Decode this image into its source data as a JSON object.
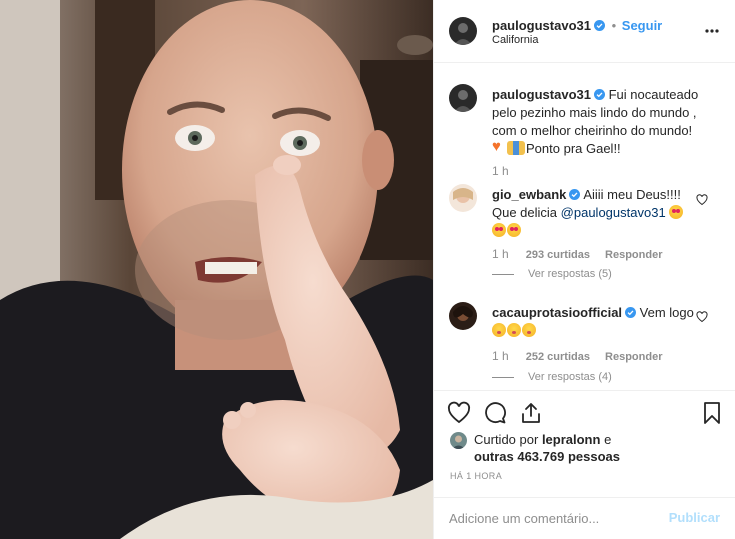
{
  "header": {
    "username": "paulogustavo31",
    "follow_label": "Seguir",
    "separator": "•",
    "location": "California"
  },
  "caption": {
    "username": "paulogustavo31",
    "text_1": "Fui nocauteado pelo pezinho mais lindo do mundo , com o melhor cheirinho do mundo!",
    "text_2": "Ponto pra Gael!!",
    "time": "1 h"
  },
  "comments": [
    {
      "username": "gio_ewbank",
      "text": "Aiiii meu Deus!!!! Que delicia",
      "mention": "@paulogustavo31",
      "time": "1 h",
      "likes": "293 curtidas",
      "reply": "Responder",
      "view_replies": "Ver respostas (5)"
    },
    {
      "username": "cacauprotasioofficial",
      "text": "Vem logo",
      "time": "1 h",
      "likes": "252 curtidas",
      "reply": "Responder",
      "view_replies": "Ver respostas (4)"
    }
  ],
  "likes": {
    "prefix": "Curtido por",
    "user": "lepralonn",
    "connector": "e",
    "others": "outras 463.769 pessoas"
  },
  "time_ago": "HÁ 1 HORA",
  "add_comment": {
    "placeholder": "Adicione um comentário...",
    "publish": "Publicar"
  },
  "icons": {
    "options": "more-options-icon",
    "like": "heart-icon",
    "comment": "comment-icon",
    "share": "share-icon",
    "save": "bookmark-icon",
    "verified": "verified-badge-icon"
  },
  "colors": {
    "accent": "#3897f0",
    "verified": "#3897f0",
    "text": "#262626",
    "muted": "#8e8e8e",
    "publish_disabled": "#b2dffc"
  }
}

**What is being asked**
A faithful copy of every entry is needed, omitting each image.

**Result of this exercise**
Decode this image into its source data as a JSON object.
{
  "header": {
    "username": "paulogustavo31",
    "follow_label": "Seguir",
    "separator": "•",
    "location": "California"
  },
  "caption": {
    "username": "paulogustavo31",
    "text_1": "Fui nocauteado pelo pezinho mais lindo do mundo , com o melhor cheirinho do mundo!",
    "text_2": "Ponto pra Gael!!",
    "time": "1 h"
  },
  "comments": [
    {
      "username": "gio_ewbank",
      "text": "Aiiii meu Deus!!!! Que delicia",
      "mention": "@paulogustavo31",
      "time": "1 h",
      "likes": "293 curtidas",
      "reply": "Responder",
      "view_replies": "Ver respostas (5)"
    },
    {
      "username": "cacauprotasioofficial",
      "text": "Vem logo",
      "time": "1 h",
      "likes": "252 curtidas",
      "reply": "Responder",
      "view_replies": "Ver respostas (4)"
    }
  ],
  "likes": {
    "prefix": "Curtido por",
    "user": "lepralonn",
    "connector": "e",
    "others": "outras 463.769 pessoas"
  },
  "time_ago": "HÁ 1 HORA",
  "add_comment": {
    "placeholder": "Adicione um comentário...",
    "publish": "Publicar"
  },
  "icons": {
    "options": "more-options-icon",
    "like": "heart-icon",
    "comment": "comment-icon",
    "share": "share-icon",
    "save": "bookmark-icon",
    "verified": "verified-badge-icon"
  },
  "colors": {
    "accent": "#3897f0",
    "verified": "#3897f0",
    "text": "#262626",
    "muted": "#8e8e8e",
    "publish_disabled": "#b2dffc"
  }
}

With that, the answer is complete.